What is expected: Every entry, from the first to the last, should be written out exactly.

Supplied entries:
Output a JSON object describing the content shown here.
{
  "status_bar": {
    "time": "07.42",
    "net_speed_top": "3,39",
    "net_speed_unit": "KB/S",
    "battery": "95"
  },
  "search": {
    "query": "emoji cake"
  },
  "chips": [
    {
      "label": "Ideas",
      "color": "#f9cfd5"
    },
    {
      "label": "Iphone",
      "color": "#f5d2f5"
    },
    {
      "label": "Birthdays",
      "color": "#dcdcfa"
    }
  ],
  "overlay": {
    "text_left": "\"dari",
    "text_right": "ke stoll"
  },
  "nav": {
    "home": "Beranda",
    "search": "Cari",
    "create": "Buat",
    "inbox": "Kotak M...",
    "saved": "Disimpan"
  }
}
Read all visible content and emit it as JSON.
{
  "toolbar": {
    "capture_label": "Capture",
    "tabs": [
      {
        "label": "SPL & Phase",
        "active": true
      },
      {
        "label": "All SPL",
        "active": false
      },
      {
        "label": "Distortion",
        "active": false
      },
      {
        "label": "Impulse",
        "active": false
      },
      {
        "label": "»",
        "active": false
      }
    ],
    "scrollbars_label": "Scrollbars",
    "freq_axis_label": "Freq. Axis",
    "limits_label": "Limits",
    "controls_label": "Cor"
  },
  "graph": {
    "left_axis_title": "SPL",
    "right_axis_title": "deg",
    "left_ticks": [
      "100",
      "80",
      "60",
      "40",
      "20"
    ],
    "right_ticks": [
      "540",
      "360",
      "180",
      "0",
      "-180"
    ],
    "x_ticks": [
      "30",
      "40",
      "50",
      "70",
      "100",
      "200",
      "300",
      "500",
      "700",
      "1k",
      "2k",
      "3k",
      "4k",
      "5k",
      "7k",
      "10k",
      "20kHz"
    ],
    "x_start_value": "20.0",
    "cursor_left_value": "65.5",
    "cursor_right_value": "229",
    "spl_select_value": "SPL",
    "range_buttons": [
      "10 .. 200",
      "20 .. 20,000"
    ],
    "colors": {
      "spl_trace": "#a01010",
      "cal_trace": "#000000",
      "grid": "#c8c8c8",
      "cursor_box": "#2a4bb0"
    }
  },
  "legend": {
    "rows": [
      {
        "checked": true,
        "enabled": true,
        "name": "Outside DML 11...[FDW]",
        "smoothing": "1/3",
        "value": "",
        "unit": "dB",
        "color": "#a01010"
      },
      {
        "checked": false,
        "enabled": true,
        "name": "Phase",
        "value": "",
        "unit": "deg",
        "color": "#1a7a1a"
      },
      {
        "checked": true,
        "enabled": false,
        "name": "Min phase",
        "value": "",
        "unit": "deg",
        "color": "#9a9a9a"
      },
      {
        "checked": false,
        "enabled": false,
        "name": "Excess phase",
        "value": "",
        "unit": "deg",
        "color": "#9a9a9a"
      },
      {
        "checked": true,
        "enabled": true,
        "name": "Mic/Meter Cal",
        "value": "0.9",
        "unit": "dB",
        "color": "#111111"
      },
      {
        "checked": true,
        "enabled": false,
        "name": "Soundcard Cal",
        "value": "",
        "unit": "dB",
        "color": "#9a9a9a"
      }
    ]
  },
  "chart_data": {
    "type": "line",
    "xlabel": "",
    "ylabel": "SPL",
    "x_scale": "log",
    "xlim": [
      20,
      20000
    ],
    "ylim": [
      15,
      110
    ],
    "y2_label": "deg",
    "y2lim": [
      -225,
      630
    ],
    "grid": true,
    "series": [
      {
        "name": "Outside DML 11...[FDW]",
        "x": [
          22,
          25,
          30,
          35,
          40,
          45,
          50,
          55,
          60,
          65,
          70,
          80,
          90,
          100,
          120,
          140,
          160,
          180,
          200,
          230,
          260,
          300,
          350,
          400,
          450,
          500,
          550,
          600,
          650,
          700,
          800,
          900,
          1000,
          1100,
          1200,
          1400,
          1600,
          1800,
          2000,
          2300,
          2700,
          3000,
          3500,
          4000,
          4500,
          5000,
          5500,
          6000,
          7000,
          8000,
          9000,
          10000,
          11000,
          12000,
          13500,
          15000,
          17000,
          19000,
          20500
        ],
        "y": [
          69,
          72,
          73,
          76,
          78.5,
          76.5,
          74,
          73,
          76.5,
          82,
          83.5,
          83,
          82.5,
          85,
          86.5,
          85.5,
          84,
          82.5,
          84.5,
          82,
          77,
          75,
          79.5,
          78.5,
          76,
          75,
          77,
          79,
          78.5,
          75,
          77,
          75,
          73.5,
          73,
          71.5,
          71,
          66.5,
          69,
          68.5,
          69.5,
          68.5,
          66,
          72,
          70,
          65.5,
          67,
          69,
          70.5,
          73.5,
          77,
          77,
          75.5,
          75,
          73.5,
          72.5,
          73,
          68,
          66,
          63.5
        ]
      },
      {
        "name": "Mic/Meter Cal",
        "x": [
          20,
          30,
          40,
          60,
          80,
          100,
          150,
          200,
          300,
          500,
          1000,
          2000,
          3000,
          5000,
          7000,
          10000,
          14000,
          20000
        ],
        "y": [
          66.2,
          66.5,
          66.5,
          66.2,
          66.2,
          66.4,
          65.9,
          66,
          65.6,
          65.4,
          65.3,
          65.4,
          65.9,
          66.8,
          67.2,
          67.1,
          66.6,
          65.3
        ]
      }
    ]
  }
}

Problem solution:
Output a JSON object describing the content shown here.
{
  "status_bar": {
    "time": "07.42",
    "net_speed_top": "3,39",
    "net_speed_unit": "KB/S",
    "battery": "95"
  },
  "search": {
    "query": "emoji cake"
  },
  "chips": [
    {
      "label": "Ideas",
      "color": "#f9cfd5"
    },
    {
      "label": "Iphone",
      "color": "#f5d2f5"
    },
    {
      "label": "Birthdays",
      "color": "#dcdcfa"
    }
  ],
  "overlay": {
    "text_left": "\"dari",
    "text_right": "ke stoll"
  },
  "nav": {
    "home": "Beranda",
    "search": "Cari",
    "create": "Buat",
    "inbox": "Kotak M...",
    "saved": "Disimpan"
  }
}
Read all visible content and emit it as JSON.
{
  "toolbar": {
    "capture_label": "Capture",
    "tabs": [
      {
        "label": "SPL & Phase",
        "active": true
      },
      {
        "label": "All SPL",
        "active": false
      },
      {
        "label": "Distortion",
        "active": false
      },
      {
        "label": "Impulse",
        "active": false
      },
      {
        "label": "»",
        "active": false
      }
    ],
    "scrollbars_label": "Scrollbars",
    "freq_axis_label": "Freq. Axis",
    "limits_label": "Limits",
    "controls_label": "Cor"
  },
  "graph": {
    "left_axis_title": "SPL",
    "right_axis_title": "deg",
    "left_ticks": [
      "100",
      "80",
      "60",
      "40",
      "20"
    ],
    "right_ticks": [
      "540",
      "360",
      "180",
      "0",
      "-180"
    ],
    "x_ticks": [
      "30",
      "40",
      "50",
      "70",
      "100",
      "200",
      "300",
      "500",
      "700",
      "1k",
      "2k",
      "3k",
      "4k",
      "5k",
      "7k",
      "10k",
      "20kHz"
    ],
    "x_start_value": "20.0",
    "cursor_left_value": "65.5",
    "cursor_right_value": "229",
    "spl_select_value": "SPL",
    "range_buttons": [
      "10 .. 200",
      "20 .. 20,000"
    ],
    "colors": {
      "spl_trace": "#a01010",
      "cal_trace": "#000000",
      "grid": "#c8c8c8",
      "cursor_box": "#2a4bb0"
    }
  },
  "legend": {
    "rows": [
      {
        "checked": true,
        "enabled": true,
        "name": "Outside DML 11...[FDW]",
        "smoothing": "1/3",
        "value": "",
        "unit": "dB",
        "color": "#a01010"
      },
      {
        "checked": false,
        "enabled": true,
        "name": "Phase",
        "value": "",
        "unit": "deg",
        "color": "#1a7a1a"
      },
      {
        "checked": true,
        "enabled": false,
        "name": "Min phase",
        "value": "",
        "unit": "deg",
        "color": "#9a9a9a"
      },
      {
        "checked": false,
        "enabled": false,
        "name": "Excess phase",
        "value": "",
        "unit": "deg",
        "color": "#9a9a9a"
      },
      {
        "checked": true,
        "enabled": true,
        "name": "Mic/Meter Cal",
        "value": "0.9",
        "unit": "dB",
        "color": "#111111"
      },
      {
        "checked": true,
        "enabled": false,
        "name": "Soundcard Cal",
        "value": "",
        "unit": "dB",
        "color": "#9a9a9a"
      }
    ]
  },
  "chart_data": {
    "type": "line",
    "xlabel": "",
    "ylabel": "SPL",
    "x_scale": "log",
    "xlim": [
      20,
      20000
    ],
    "ylim": [
      15,
      110
    ],
    "y2_label": "deg",
    "y2lim": [
      -225,
      630
    ],
    "grid": true,
    "series": [
      {
        "name": "Outside DML 11...[FDW]",
        "x": [
          22,
          25,
          30,
          35,
          40,
          45,
          50,
          55,
          60,
          65,
          70,
          80,
          90,
          100,
          120,
          140,
          160,
          180,
          200,
          230,
          260,
          300,
          350,
          400,
          450,
          500,
          550,
          600,
          650,
          700,
          800,
          900,
          1000,
          1100,
          1200,
          1400,
          1600,
          1800,
          2000,
          2300,
          2700,
          3000,
          3500,
          4000,
          4500,
          5000,
          5500,
          6000,
          7000,
          8000,
          9000,
          10000,
          11000,
          12000,
          13500,
          15000,
          17000,
          19000,
          20500
        ],
        "y": [
          69,
          72,
          73,
          76,
          78.5,
          76.5,
          74,
          73,
          76.5,
          82,
          83.5,
          83,
          82.5,
          85,
          86.5,
          85.5,
          84,
          82.5,
          84.5,
          82,
          77,
          75,
          79.5,
          78.5,
          76,
          75,
          77,
          79,
          78.5,
          75,
          77,
          75,
          73.5,
          73,
          71.5,
          71,
          66.5,
          69,
          68.5,
          69.5,
          68.5,
          66,
          72,
          70,
          65.5,
          67,
          69,
          70.5,
          73.5,
          77,
          77,
          75.5,
          75,
          73.5,
          72.5,
          73,
          68,
          66,
          63.5
        ]
      },
      {
        "name": "Mic/Meter Cal",
        "x": [
          20,
          30,
          40,
          60,
          80,
          100,
          150,
          200,
          300,
          500,
          1000,
          2000,
          3000,
          5000,
          7000,
          10000,
          14000,
          20000
        ],
        "y": [
          66.2,
          66.5,
          66.5,
          66.2,
          66.2,
          66.4,
          65.9,
          66,
          65.6,
          65.4,
          65.3,
          65.4,
          65.9,
          66.8,
          67.2,
          67.1,
          66.6,
          65.3
        ]
      }
    ]
  }
}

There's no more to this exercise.